Hurricane Hanna makes land fall in Southern Texas
Already battered by the coronavirus pandemic, Eouth East Texas faced a new but no less frightening foe on Saturday, as Hurricane Hanna slammed the coast with heavy rains and powerful winds.
Hanna strengthened from a tropical storm to a Category 1 hurricane on Saturday, becoming the first hurricane to hit the southern coastal region of Texas since Hurricane Harvey struck the area in August 2017 and caused the worst rainstorm in United States history.
Hanna’s eye made landfall on Padre Island, about 60 miles north of the U.S.-Mexico border, at about 5 p.m. on Saturday, with winds of 90 m.p.h. As the National Weather Service warned that the strong winds could peel roofs from homes, mangle trees and cause power failures, mayors and local officials turned from one crisis mode to another.
The cities and counties in the path of Hanna are some of the same communities that have seen a sudden spike in Covid-19 cases and hospitalizations as Texas has become one of the largest hot spots in the country.
In a state that is no stranger to bad weather, the typical hurricane-prep ritual was altered by social distancing and face coverings, with fever checks required to enter officials’ news briefings and sandbag distribution provided by workers who covered their faces in masks and bandannas.
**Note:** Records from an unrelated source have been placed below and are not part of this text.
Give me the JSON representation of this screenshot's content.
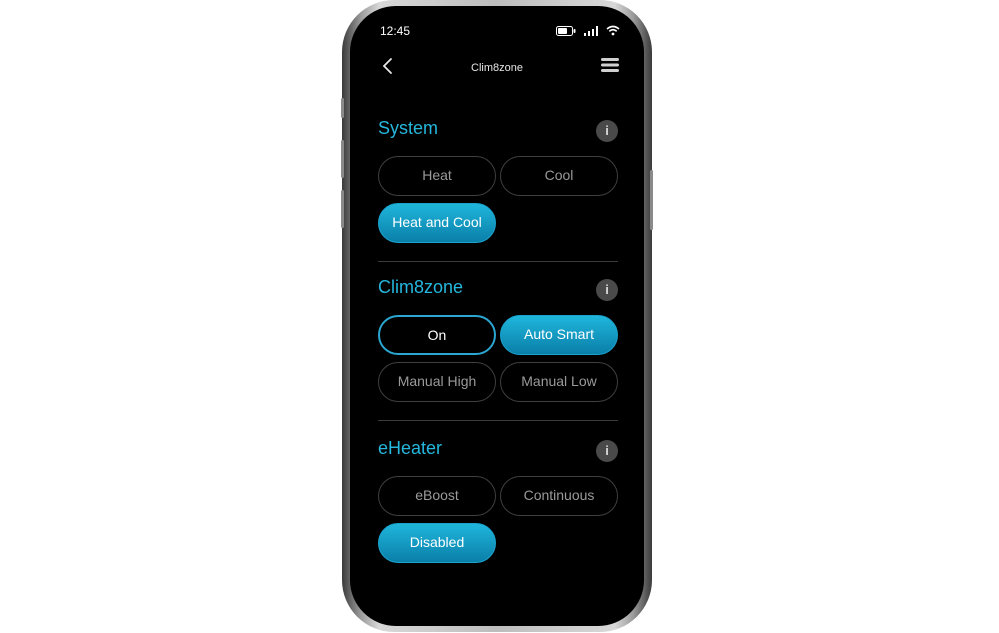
{
  "status_bar": {
    "time": "12:45"
  },
  "nav": {
    "title": "Clim8zone"
  },
  "sections": {
    "system": {
      "title": "System",
      "options": [
        "Heat",
        "Cool",
        "Heat and Cool"
      ]
    },
    "clim8zone": {
      "title": "Clim8zone",
      "options": [
        "On",
        "Auto Smart",
        "Manual High",
        "Manual Low"
      ]
    },
    "eheater": {
      "title": "eHeater",
      "options": [
        "eBoost",
        "Continuous",
        "Disabled"
      ]
    }
  },
  "info_glyph": "i",
  "colors": {
    "accent": "#25b7dd",
    "pill_active_top": "#1fb6dc",
    "pill_active_bottom": "#0a7fa8",
    "background": "#000000"
  }
}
When natural disasters strike, swift and effective disaster response by local, state and federal officials has always been difficult. The pandemic has made it even harder.